Bowser appeared with him at the Atlas Performing Arts Center on H Street NE, a gentrifying corridor that illustrates the challenges cities face in balancing economic development and the needs of the poor.
She chose Bloomberg, a businessman who served three terms as mayor, from a crowded field of candidates that includes former vice president Joe Biden, who worked closely with the District during the Obama administration and whom she has praised in the past.
“What’s most important to me is we have a candidate who can defeat Donald Trump,” Bowser said at a news conference, praising Bloomberg’s plans for affordable housing and gun control. “I think Mike has demonstrated the commitment to be in this race until the end and put the necessary resources in to get it done.”
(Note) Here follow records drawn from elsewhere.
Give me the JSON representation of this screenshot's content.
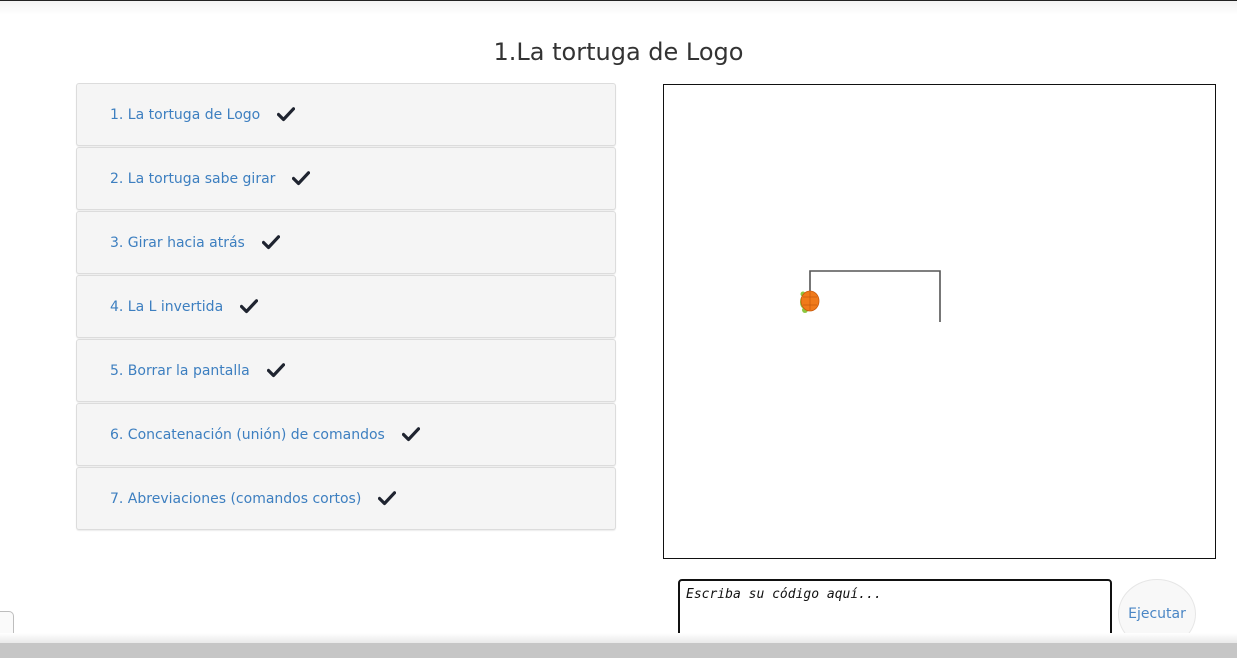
{
  "page": {
    "title": "1.La tortuga de Logo"
  },
  "lessons": [
    {
      "label": "1. La tortuga de Logo",
      "completed": true
    },
    {
      "label": "2. La tortuga sabe girar",
      "completed": true
    },
    {
      "label": "3. Girar hacia atrás",
      "completed": true
    },
    {
      "label": "4. La L invertida",
      "completed": true
    },
    {
      "label": "5. Borrar la pantalla",
      "completed": true
    },
    {
      "label": "6. Concatenación (unión) de comandos",
      "completed": true
    },
    {
      "label": "7. Abreviaciones (comandos cortos)",
      "completed": true
    }
  ],
  "editor": {
    "placeholder": "Escriba su código aquí...",
    "value": ""
  },
  "run_button": {
    "label": "Ejecutar"
  },
  "icons": {
    "completed": "checkmark-icon",
    "turtle": "turtle-icon"
  },
  "colors": {
    "link": "#3d7fc0",
    "check": "#1f2430",
    "turtle_shell": "#f07a1a",
    "turtle_body": "#8dc63f"
  }
}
The crowd of about 100 people included top D.C. government officials and fixtures of local politics, including Cora Masters Barry, widow of former mayor Marion Barry.
Also Thursday, Richmond Mayor Levar Stoney endorsed Biden, saying he would “prioritize giving working families the shot at the American Dream that they deserve.”
Stoney, who was chair of the Virginia Democratic Party when Barack Obama and Biden were elected in 2008, said the former vice president has “dedicated his life to public service and to giving a voice to those who don’t have one. He has always stood up for what was right.”
Bloomberg, who entered the race in November, ranked fourth among Democrats and Democratic-leaning registered independent primary voters in a Washington Post-ABC News poll published Sunday, slightly trailing Sen. Elizabeth Warren (D-Mass.) and far behind Biden and Sen. Bernie Sanders (I-Vt.).
He is not on the ballot in next week’s Iowa caucuses or the following week’s New Hampshire primary, but he is pouring tens of millions of dollars into the 14 Super Tuesday states hosting primaries March 3. The District’s Democratic primary is June 2.
Bloomberg has been criticized, especially by African Americans and civil rights leaders, for backing an aggressive “stop-and-frisk” policy as New York mayor, which led to police officers stopping a disproportionate number of minorities. Shortly before launching his presidential bid, Bloomberg said he was “wrong” for supporting the policy.
Bowser, who will be a national campaign co-chair, is among more than two dozen current and former mayors to endorse Bloomberg, a list that also includes former Philadelphia mayor Michael Nutter. Bloomberg praised Bowser last week at the U.S. Conference of Mayors, saying she is “doing a terrific job” and that he hopes that “one day soon we can call her governor” — a reference to his support for D.C. statehood.
Her debut as a Bloomberg campaign surrogate was on “The Russ Parr Morning Show,” a syndicated radio show based in the District. When a host asked her how voters should respond to the “stain” of Bloomberg’s support for stop-and-frisk, Bowser said she accepted Bloomberg’s about-face.
“He regrets very much that he wasn’t looking more closely at the data and recognizing the disproportionate impact on African Americans,” Bowser said.
“All mayors are going to go and talk about public safety and do everything they can to keep their city safe, that’s one of the first jobs of the mayor,” Bowser continued. “But no mayor wants to support a policy that underneath it is harassing innocent people.”
She also praised Bloomberg’s campaign strategy to focus on Super Tuesday states instead of the much less diverse Iowa and New Hampshire.
“Mike is . . . taking an entirely different approach, and he’s going to states all over the country, populous states, diverse states that better reflect America to spread his message,” she said. “He’s laying the groundwork in D.C. for D.C. to be the 51st state, and he wants to make an early investment in our town.”